There are about 600,000 Yazidis worldwide. The Iraqi Yazidi population is thought to be 400,000-500,000.
A vast majority is concentrated in northern Iraq, in and around Sinjar.
The Sinjar mountains are known to be the final resting place of Noah’s Ark as per local legends.
Ethnically, Yazidis are often identified as Kurds as they speak Kurdish.
Under Ottoman rule in the 18th and 19th centuries alone, the Yazidis were subject to 72 genocidal massacres.
The Kurdish and the Yazidis have had a complicated past, but the Kurds have usually offered their protection.
During Saddam Hussein’s rule, many of their settlements were razed and their inhabitants forced into “collective villages” as a buffer against the Kurds.
When Saddam was ousted in 2003, it first benefited minorities like the Yazidis. But as al-Qaeda began to take control, the community was targeted.
In 2007, coordinated bomb blasts in a village killed 800 Yazidis.
For centuries, the Yazidis have hid from threats in the mountains. That’s why approximately 40,000 Yazidis fled to Mount Sinjar when the city of Sinjar was lost to ISIS.
ISIS has also captured many other Yazidi shrines.

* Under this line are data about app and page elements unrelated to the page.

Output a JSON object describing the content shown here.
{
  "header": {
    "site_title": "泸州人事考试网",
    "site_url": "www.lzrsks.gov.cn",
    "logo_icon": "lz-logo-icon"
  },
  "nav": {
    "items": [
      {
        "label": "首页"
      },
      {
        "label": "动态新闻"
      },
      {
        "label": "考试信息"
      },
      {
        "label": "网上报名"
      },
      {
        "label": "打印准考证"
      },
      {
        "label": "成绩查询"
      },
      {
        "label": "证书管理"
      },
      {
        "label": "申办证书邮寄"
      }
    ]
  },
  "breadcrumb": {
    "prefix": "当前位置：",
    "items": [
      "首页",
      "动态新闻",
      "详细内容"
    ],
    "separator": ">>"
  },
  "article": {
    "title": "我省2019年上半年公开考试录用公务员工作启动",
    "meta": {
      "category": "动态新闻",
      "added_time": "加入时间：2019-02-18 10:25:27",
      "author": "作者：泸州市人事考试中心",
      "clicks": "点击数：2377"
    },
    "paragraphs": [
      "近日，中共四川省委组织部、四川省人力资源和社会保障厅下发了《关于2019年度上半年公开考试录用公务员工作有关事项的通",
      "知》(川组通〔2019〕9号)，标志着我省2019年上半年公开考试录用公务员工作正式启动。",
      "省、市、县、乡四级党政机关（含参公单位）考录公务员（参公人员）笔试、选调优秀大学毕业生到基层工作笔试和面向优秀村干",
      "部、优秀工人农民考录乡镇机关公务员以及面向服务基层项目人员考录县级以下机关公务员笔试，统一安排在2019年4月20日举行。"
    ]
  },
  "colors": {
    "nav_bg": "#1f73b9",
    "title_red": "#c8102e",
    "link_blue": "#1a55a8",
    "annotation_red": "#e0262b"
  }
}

Yazidis are organised around distinct norms. It’s often referred to as a caste system, but it is more based on religious duties.
Every Yazidi is born either into a clergy family or a layman family, the two major social groups. Among the clergy families, there are two sub-sets: the sheikhs and the pirs.
Sheikhs preside over major holidays and pirs take the lead on life-cycle events like birth.
Yazidis do not practise arranged marriage, but a system of ‘formal’ elopement where a man must kidnap his bride.
They never wear the colour blue or eat lettuce. The Yazidi culture has featured numerous bans related to speech, behaviour and food. The most universal of these is a ban on saying ‘Shaitan (Satan)’.
The bulk of the people from Sinjar fled north towards Irbil and other Kurdish-held areas. Those who remained climbed the mountain when armed clashes began. As many as 500 Yazidis are known to have been killed in the town.
Last Wednesday, ISIS forces shelled Christian towns north of the Sinjar Mountains, displacing thousands.
The food and water they took with them to the mountains depleted quickly. At least 60 children have died of dehydration.
Compiled by Aleesha Matharu